Coke fizzes in a can beside my chair, accompanied by the hum of a video game DVD player on the ground in my bedroom. Robin Williams is stopped not even a third into his show, paused and appearing distraught. A string of long-since stolen orange and purple icicle lights hangs across the closet area, visible from the street and warming the place with a peach glow. The door is closed, because it needs to be right now. I try hard to think myself out of the scenario, but cannot deny the truth that an episode has occurred here and still hangs on in the connected rooms of this house.
When we came in through the front, all seemed well. Typically and in good spirits, a bag of chips crunched. Refrigerator door opened and closed. The microwave heated left over taco salad and my company joined me at the kitchen table for upbeat conversation with appropriate punch lines. I can remember pulling the lid from the Lite Cool Whip and not even bothering to grab a spoon as I sampled it with my finger and recalled earlier in the day when I’d pulled a similar stunt, licking the mustard tip before setting it back. A little disappointed in myself, I scolded, “How primal.”
That’s when Christopher jetted out from his corner and threw the knife’s cover to the floor. The fact he dramatically unsnapped it in front of me registered an estimation of intended emphasis and performance, lacking any shock or surprise. It’s hard to believe your little brother is psychotic when there are so many hints that at the actual core is little more than an adolescent’s show. If he really wanted to stab me, he’d have been less flashy about it. I’d hope.
Unfortunately, being unafraid and challenged to teach punks a lesson is one of the worst ways to behave in front of Christopher, because he can’t stand it when you don’t tremble. He doesn’t know what to do, so he goes nuts. I haven’t learned to bow down to this demand for dominance and I doubt I ever will. With one hand on the refrigerator door and the other gripping a little sai-styled blade, the sibling began rummaging through the shelves after a psych-lurch, which forced me to step back and away in order to avoid being poked by his toy. Or, “pierced by his knife”. However you want to word it.
He was taking inventory, you see. He decided there wasn’t enough leftovers to meet his approval, and while I gathered that this thought process was actually going on, my eyes surveyed my guest at their corners, noting one fearful friend at the opposite end of the room spooning the sacred food into his mouth. We officially had a problem and my attempt to shake Chris from his spell didn’t work. He didn’t want anyone to touch “his” food supply, and had trouble locating all of the salad ingredients because my father had polished off the tomatoes earlier on. Blaming my company for his pain and suffering, he said to me as I followed my guest into the bedroom, “He won’t get out alive.”

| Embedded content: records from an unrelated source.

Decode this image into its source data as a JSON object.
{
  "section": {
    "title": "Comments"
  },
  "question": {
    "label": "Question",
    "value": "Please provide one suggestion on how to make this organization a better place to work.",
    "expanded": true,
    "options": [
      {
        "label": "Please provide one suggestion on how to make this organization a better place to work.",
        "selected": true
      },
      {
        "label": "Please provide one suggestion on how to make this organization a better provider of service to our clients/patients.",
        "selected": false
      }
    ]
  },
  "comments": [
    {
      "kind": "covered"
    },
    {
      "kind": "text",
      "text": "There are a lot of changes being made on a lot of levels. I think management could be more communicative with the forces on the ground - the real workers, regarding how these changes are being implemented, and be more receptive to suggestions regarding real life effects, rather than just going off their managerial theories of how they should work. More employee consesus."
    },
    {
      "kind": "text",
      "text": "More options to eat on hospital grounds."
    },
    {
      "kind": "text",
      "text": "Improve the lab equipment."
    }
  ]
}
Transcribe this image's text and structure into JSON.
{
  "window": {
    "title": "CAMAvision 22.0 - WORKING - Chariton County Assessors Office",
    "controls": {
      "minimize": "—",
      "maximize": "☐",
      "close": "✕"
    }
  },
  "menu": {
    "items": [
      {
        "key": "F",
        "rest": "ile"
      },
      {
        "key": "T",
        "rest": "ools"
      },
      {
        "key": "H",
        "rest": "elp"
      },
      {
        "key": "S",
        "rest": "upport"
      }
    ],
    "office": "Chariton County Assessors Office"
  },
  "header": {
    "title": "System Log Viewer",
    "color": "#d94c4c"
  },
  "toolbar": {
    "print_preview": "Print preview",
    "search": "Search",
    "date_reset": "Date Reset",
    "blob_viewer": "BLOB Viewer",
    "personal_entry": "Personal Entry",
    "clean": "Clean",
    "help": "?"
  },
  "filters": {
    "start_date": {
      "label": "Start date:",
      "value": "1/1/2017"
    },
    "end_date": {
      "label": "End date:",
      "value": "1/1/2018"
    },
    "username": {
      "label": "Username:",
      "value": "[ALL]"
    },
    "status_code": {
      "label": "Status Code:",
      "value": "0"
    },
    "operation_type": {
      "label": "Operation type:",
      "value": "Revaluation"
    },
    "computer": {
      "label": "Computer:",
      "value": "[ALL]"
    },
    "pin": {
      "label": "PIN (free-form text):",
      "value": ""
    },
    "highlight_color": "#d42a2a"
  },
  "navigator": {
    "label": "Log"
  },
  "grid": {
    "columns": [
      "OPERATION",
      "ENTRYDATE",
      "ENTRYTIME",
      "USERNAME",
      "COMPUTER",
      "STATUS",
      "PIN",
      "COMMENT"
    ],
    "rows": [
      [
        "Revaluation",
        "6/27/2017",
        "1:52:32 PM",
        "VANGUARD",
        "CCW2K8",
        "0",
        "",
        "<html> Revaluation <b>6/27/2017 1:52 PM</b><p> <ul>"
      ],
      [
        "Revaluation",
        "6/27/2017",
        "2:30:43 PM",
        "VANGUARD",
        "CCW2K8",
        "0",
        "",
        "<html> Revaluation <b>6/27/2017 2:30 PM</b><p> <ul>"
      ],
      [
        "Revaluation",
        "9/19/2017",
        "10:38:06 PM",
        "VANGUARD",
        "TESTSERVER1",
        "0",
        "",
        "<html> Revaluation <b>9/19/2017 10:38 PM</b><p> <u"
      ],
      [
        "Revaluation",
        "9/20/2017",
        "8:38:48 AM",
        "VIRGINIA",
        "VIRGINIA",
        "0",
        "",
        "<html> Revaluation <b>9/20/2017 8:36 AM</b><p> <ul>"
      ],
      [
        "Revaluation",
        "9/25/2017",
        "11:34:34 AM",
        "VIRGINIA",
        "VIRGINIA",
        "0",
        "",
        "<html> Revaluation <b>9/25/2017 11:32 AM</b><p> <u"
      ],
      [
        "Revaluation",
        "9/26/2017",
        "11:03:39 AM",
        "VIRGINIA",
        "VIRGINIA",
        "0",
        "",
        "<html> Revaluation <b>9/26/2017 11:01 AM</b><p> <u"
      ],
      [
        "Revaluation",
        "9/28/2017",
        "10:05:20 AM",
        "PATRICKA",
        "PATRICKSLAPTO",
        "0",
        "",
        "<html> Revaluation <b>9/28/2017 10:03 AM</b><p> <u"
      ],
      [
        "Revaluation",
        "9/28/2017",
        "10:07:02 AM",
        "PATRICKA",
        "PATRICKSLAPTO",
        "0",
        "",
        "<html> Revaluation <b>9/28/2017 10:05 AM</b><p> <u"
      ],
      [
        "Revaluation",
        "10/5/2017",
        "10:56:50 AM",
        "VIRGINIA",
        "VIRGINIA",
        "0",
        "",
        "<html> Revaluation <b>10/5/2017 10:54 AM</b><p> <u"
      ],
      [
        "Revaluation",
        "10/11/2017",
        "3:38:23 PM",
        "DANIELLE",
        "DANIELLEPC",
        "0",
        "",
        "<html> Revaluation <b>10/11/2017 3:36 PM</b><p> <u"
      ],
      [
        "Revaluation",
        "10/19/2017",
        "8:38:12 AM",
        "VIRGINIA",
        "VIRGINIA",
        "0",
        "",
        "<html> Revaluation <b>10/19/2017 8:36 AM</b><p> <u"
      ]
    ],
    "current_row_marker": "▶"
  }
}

Mom remained unmoving underneath her blanket on the couch throughout my report of the erratic and eccentric mood swing. She said something like, “Then stop eating the food”, went back to her movie, and I briefly went into shock. Was this a dream? Did she not hear that I just said her son was standing in the kitchen, staring into the refrigerator with a knife in his hand? Was I crazy? Why is no one doing anything?
Robin Williams was being hilarious, but I couldn’t take my mind off the unavoidable bangs and knocks I heard throughout the house. I’d pretended nothing was wrong and hidden in my room, treating it as a shelter. Always worked before. No one knew Chris was flushing all of his medications down the toilet, getting worse by the minute. Having slept the entire day and gone without drugs to please his mother, he was irate and hyping himself up to no end. I would not have a day without chaos, I knew, as I began to hear plastic and carbonation sound effects from Chris’ attack on the gallon of milk and other defenseless groceries around him.
So here I am, my guest, escorted out. I hung briefly in the shadows with folded arms, standing beside Dad and helplessly observing Mom in Chris’ doorway, speaking of hospitals and ends of the line. She started to cry. Then I was back behind my door, not listening but hearing the depressing decline of muffled conversation. It has me wondering about tomorrow.
Another 24 hour waiting game to see if anyone gets hurt.